The compounds were preliminarily evaluated for their ability to kill albino rats (Rattus norvegicus) by oral administration to two rats at a dosage of 50 mg./kg. In the standard test the effect on the rats is observed over a 14 day period. Table II, Part A, gives the results with typical examples of this invention.

One of the most significant secondary test is a standard one known as the paired-preference test. In this test the rodents are given a free choice between the treated and untreated bait in individual cages or in a communal tank. Such a test most nearly approximates practical use conditions.

When caged individually, they were provided with dual feed cups and separate water devices. When caged in a communal tank, they were offered a multiplicity of feed cups and water devices. The basal ration was offered in excess of daily feed requirements in each of two feeders; one treated with the test compound and one without. For each test, equal numbers of each sex were used.

The gross weight of each feed container and its feed were determined daily and returned to the starting weight by addition of complete replacement of the given diet. The position of the bait and the laboratory diet cups in the cage were reversed every 24 hours to counter any feeding position habit of the rat. The test rodents had free choice between treated and untreated feed.

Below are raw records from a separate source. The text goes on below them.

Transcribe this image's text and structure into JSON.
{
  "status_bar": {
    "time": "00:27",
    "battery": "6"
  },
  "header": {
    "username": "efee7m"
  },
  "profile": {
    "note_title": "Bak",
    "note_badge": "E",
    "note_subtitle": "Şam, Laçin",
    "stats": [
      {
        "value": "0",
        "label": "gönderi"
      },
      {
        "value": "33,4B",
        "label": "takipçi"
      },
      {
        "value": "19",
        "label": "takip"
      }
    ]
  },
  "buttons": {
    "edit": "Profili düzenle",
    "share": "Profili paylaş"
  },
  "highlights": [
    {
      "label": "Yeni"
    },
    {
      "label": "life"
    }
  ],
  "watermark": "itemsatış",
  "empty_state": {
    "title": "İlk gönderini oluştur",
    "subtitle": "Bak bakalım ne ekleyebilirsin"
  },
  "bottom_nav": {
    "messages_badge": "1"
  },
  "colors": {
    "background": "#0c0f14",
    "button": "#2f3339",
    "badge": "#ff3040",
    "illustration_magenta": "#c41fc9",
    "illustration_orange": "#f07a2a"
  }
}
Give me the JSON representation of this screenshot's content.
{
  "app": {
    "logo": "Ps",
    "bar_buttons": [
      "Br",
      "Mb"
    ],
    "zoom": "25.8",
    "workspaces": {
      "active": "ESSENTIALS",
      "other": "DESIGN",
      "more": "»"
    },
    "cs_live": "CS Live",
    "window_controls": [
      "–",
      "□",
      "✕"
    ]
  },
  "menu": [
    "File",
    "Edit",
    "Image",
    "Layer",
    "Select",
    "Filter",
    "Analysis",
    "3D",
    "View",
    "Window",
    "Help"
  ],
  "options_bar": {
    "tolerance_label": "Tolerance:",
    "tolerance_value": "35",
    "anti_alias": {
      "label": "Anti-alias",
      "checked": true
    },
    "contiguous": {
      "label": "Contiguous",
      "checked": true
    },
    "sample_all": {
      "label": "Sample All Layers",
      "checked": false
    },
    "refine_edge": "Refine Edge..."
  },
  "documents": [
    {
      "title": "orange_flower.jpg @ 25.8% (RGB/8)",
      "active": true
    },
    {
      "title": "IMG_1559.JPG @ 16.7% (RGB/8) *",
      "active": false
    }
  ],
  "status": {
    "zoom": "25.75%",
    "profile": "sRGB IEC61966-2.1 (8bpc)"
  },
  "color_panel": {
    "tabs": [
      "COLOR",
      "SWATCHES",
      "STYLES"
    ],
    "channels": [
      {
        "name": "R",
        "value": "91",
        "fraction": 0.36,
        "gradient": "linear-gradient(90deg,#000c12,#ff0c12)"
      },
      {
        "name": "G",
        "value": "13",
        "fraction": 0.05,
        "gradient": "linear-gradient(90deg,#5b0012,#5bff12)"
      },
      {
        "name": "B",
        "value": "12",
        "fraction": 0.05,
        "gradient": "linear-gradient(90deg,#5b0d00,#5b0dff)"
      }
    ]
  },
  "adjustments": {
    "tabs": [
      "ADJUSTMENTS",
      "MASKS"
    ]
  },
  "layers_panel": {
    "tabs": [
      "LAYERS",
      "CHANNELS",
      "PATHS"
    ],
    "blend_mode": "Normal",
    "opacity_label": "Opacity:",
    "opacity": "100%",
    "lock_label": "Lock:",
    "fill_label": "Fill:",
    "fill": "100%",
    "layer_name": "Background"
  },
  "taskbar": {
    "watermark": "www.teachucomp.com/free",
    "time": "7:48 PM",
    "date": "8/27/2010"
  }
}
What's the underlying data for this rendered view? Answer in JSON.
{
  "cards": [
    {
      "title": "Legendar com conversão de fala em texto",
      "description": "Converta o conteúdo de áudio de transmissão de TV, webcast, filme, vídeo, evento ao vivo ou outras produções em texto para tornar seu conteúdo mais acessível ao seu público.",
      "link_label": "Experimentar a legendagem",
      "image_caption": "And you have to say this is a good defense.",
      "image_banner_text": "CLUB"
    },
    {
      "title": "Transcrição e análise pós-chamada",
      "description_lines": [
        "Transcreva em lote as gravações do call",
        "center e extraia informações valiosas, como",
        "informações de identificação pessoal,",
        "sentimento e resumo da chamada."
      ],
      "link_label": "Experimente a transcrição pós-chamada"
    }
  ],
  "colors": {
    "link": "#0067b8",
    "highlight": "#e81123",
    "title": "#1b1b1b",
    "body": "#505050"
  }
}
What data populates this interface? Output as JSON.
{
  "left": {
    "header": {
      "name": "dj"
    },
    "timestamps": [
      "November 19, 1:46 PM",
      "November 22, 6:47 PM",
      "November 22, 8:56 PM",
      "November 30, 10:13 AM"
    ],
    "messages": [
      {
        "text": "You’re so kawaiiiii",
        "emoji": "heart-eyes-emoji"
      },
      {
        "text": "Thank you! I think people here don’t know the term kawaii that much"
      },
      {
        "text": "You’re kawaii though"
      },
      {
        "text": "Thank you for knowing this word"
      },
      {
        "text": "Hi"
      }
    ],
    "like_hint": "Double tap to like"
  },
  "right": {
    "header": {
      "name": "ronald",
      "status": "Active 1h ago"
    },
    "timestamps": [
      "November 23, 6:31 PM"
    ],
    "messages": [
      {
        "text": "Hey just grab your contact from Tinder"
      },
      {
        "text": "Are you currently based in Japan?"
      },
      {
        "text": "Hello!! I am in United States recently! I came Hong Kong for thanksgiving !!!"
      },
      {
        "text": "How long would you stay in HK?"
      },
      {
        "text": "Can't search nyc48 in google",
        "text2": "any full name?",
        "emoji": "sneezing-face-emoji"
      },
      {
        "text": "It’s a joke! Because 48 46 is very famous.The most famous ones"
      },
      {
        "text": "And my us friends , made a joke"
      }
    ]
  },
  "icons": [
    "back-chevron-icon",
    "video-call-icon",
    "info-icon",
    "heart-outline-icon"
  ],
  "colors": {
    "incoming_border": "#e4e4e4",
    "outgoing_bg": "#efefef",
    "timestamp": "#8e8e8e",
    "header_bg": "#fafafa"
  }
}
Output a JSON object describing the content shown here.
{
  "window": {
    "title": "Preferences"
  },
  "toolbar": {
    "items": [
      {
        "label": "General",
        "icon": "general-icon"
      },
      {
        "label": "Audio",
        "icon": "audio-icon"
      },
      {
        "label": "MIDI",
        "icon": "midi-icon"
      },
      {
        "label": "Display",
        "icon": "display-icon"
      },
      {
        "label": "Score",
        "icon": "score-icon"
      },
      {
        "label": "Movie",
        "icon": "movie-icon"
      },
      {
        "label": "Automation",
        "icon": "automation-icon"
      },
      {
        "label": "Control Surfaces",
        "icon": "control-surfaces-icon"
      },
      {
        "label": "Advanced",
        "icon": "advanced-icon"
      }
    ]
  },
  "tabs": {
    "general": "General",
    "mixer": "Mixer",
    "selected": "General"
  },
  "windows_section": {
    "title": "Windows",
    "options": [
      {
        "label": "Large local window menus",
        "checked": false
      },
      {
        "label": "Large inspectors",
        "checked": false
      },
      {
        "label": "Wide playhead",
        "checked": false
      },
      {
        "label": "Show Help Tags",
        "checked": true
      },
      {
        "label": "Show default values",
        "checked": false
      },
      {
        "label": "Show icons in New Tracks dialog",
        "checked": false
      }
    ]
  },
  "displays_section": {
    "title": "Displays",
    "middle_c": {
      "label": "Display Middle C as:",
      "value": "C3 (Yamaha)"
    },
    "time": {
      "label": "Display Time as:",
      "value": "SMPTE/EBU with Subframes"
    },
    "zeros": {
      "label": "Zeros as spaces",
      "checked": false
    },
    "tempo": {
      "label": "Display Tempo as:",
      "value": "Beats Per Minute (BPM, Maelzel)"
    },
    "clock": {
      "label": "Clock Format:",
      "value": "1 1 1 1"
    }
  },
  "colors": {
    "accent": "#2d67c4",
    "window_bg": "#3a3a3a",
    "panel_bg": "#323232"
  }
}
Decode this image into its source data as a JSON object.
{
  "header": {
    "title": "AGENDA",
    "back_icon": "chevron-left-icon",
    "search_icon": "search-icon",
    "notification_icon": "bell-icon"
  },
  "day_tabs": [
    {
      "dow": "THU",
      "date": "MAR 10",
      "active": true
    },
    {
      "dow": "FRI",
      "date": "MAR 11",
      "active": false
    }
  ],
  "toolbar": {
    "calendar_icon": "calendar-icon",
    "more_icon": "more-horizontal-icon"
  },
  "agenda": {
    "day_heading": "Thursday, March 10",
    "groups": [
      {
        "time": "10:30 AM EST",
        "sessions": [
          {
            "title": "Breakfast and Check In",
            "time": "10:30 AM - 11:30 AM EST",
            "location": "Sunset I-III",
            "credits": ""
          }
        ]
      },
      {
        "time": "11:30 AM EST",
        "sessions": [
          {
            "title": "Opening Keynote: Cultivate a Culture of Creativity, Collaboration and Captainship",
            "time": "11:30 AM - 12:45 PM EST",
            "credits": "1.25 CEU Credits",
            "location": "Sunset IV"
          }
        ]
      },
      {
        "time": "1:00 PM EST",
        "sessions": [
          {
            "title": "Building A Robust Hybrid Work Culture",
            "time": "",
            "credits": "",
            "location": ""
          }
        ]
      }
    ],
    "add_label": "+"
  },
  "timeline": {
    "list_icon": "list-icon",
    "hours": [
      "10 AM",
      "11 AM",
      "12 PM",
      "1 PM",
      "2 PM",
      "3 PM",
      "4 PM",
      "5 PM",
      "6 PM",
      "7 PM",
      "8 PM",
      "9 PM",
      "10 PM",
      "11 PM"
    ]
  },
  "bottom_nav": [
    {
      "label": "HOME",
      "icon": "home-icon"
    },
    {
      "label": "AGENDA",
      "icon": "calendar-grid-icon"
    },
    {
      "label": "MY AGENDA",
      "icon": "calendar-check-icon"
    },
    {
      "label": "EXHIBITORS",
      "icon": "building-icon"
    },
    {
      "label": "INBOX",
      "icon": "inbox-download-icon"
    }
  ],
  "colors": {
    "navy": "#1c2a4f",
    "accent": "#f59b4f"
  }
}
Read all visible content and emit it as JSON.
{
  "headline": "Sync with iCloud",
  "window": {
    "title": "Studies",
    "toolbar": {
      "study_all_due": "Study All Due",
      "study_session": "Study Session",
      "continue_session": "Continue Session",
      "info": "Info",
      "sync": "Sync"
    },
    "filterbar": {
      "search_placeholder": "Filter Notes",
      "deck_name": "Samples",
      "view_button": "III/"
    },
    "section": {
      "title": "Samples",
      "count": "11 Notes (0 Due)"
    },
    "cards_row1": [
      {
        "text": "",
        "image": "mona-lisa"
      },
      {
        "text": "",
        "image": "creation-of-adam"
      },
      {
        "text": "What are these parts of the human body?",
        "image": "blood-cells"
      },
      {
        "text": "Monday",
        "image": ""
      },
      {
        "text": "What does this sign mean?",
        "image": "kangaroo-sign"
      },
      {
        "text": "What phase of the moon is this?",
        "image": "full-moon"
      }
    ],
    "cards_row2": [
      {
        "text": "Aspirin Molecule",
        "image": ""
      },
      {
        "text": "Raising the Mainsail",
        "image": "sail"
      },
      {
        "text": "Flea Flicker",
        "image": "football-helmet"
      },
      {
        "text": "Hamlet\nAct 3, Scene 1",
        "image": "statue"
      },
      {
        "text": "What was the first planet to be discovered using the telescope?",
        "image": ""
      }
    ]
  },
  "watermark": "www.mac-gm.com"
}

Mortalities were recorded daily.

To meet the criteria for a single-dose product, a rodenticide in this initial test must kill 75% of the rats within 8 days, where the poison bait is available for the first 72 hours of this period.

The results of representative paired preference tests with several dosage levels on individually caged rodents are given in Table II, Part B.

Table II ______________________________________ Rodenticidal Data A. Oral toxicity Dosage Mortality Example (mg./kg.) No. dead/Total No. ______________________________________ 1 50 2/2 (24 hrs.) 2 200 2/2 (24 hrs.) 3 50 2/2 (24 hrs.) 4 200 2/2 (24 hrs.) B. Paired Preference Tests Compound in Basal Ration Mortality Ex. Rodent (ppm) No. dead/Total No. ______________________________________ 1 Norway rat 10,000 3/4 (Rattus norvegicus) Roof rat 20,000 3/4 (Rattus rattus) Albino rat 20,000 3/4 ______________________________________


1. A metal salt complex of the structure ##STR3## wherein M is a metal cation of cadmium, calcium, cobaltous, cupric, ferrous, ferric, manganous, mercuric, nickel, silver, stannous or zinc;

X is a bromide, chloride, iodide, perchlorate, carbonate, bicarbonate, nitrate, phosphate, sulfate, bisulfate, acetate, maleate, oxalate, or p-toluene sulfonate anion forming a salt with the cation M in which the salt has sufficient solubility to form a complex with 3-pyridylmethyl N-(4-cyanomethylphenyl)carbamate;
a is an integer corresponding to the valence of cation M; and
n is an integer which for the anion X satisfies the valence of cation M.

2. A complex according to claim 1 wherein M is a zinc cation, X is a chloride anion, a is 2, and n is 2.

Referenced Cited
U.S. Patent Documents
3731202 January 1976 Ware et al.
3925397 December 1975 Kilbourn et al.
3929808 December 1975 Kilbourn et al.
Patent History
Patent number: 4094875
Type: Grant
Filed: Oct 3, 1975
Date of Patent: Jun 13, 1978
Assignee: Rohm and Haas Company (Philadelphia, PA)
Inventor: Ernest D. Weiler (Ambler, PA)
Primary Examiner: Donald G. Daus
Assistant Examiner: Mark L. Berch
Application Number: 5/619,277
Current U.S. Class: 260/270PY; 260/2949; 424/245
International Classification: C07F 306; C07F 304; C07F 314; C07F 110;